Guys, I am finally qualified to write about the study abroad experience! I have officially spent six months in a foreign country and come back to tell the tale (which you can check out along with some very personal thoughts on the matter over in the Tufts Admissions Blog). So after the time, travels, friends, and experiences, I finally have something generalizable to say! It all comes down to the same things I wrote about when I debunked Spanish myths: people will tell you things that are not all true about the abroad experience and you have to make sense of the mess. Except this time, it’s all about that pre-departure advice that’s coming at you from anyone and everyone. Here are two I personally encountered that I wish I’d been better informed about:
Make a point of only hanging out with the natives!
Before going to Madrid, I made a pact with a friend about making friends with the locals and ditching the rest of the people in our respective study abroad programs. Later, I explained that making friends with natives can be extremely difficult because of their views on Americans, your short stay in the country, and other such factors. But that’s not why I’m not all for this piece of advice. I think you should hang out with whoever you want. Why? Because you need an immediate support system that gets you. People you won’t have to explain what things in America are like because they know and love (or dislike) the states as much as you do. How much you need this support will vary–I’m not saying make best friends with people in your program or even integrate into program culture (program culture is a thing, you’ll see!)–I’m saying make sure you have someone you can go out with or even just speak English to. It’ll feel comfortable and nice at times when you’ll need it, but try not to get too comfortable: remember you can hang out with American kids for the rest of your life back home you, but you’ll only be able to live with and learn from native kids for this short period of time. It’s all about finding a balance between the familiar in order to create a support system to use while exploring a new culture and making new friends.
Take advantage of the travel!
I remember my grandma whipped out her calendar and wrote down the exact number of weekends I had in Madrid and told me I had to be out of the city every single one of them. As soon as we got to Spain, the kids in my program went on a travel-planning frenzy and two weeks later I was in Portugal for the weekend. No joke. People started traveling so much that I didn’t see kids from the program on the weekends for months–I was personally away from Madrid every weekend in a two month period! Though I don’t regret my back to back trips to Paris, Italy, Barcelona, Sevilla, and London, I wish I had been wiser about the planning.

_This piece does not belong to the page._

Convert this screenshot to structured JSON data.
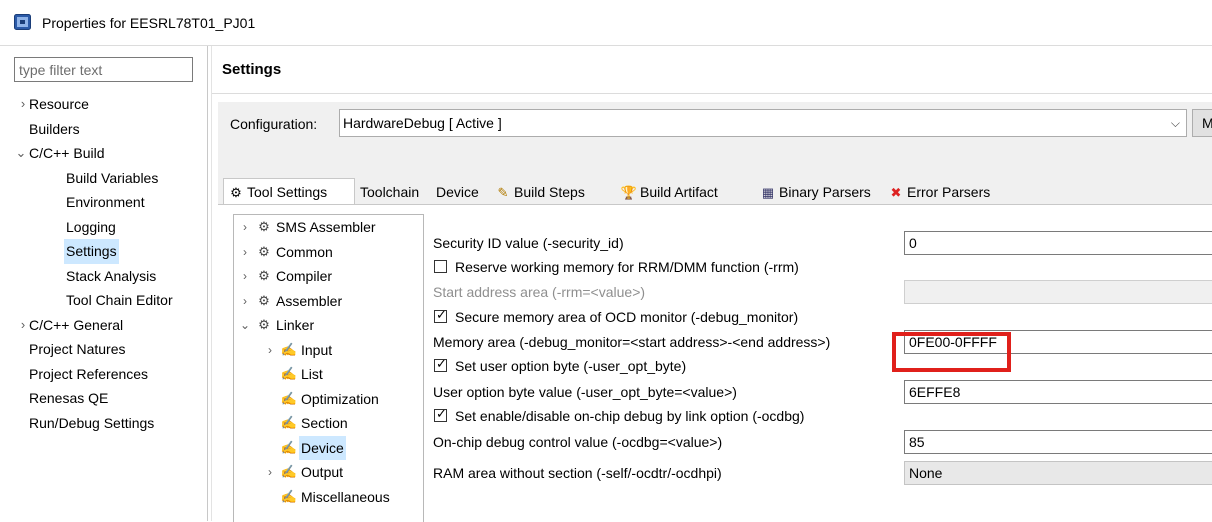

I wish I would have had in mind that there’s no way I’m not going back to Europe and that with only a five months abroad I was bound to not get to every city I wanted to see (and I didn’t). And though at times it feels like I really didn’t travel all that much, I look back on all the plans I had to cancel with my Spanish friends, all the developments I missed in my program culture (this group was like “All My Children,” just as dramatic and missing a week of drama felt like missing a year!), and all of the places I didn’t get to see in my beloved Madrid, I also feel like I was never there!
I’m sure you’ve figured out the theme of this post: the abruptness of the abroad experience. Time FLIES when you’re away! Yeah, you’ve probably already heard that but trust me it won’t hit you ’till you’re sitting back home entertaining the idea that maybe it never happened. So since you’re just starting, know this: you have five to ten short months to make new friends, travel the world, and change your life as much as you want to. Be sure to never take a second for granted, take it all in, and use your precious time wisely!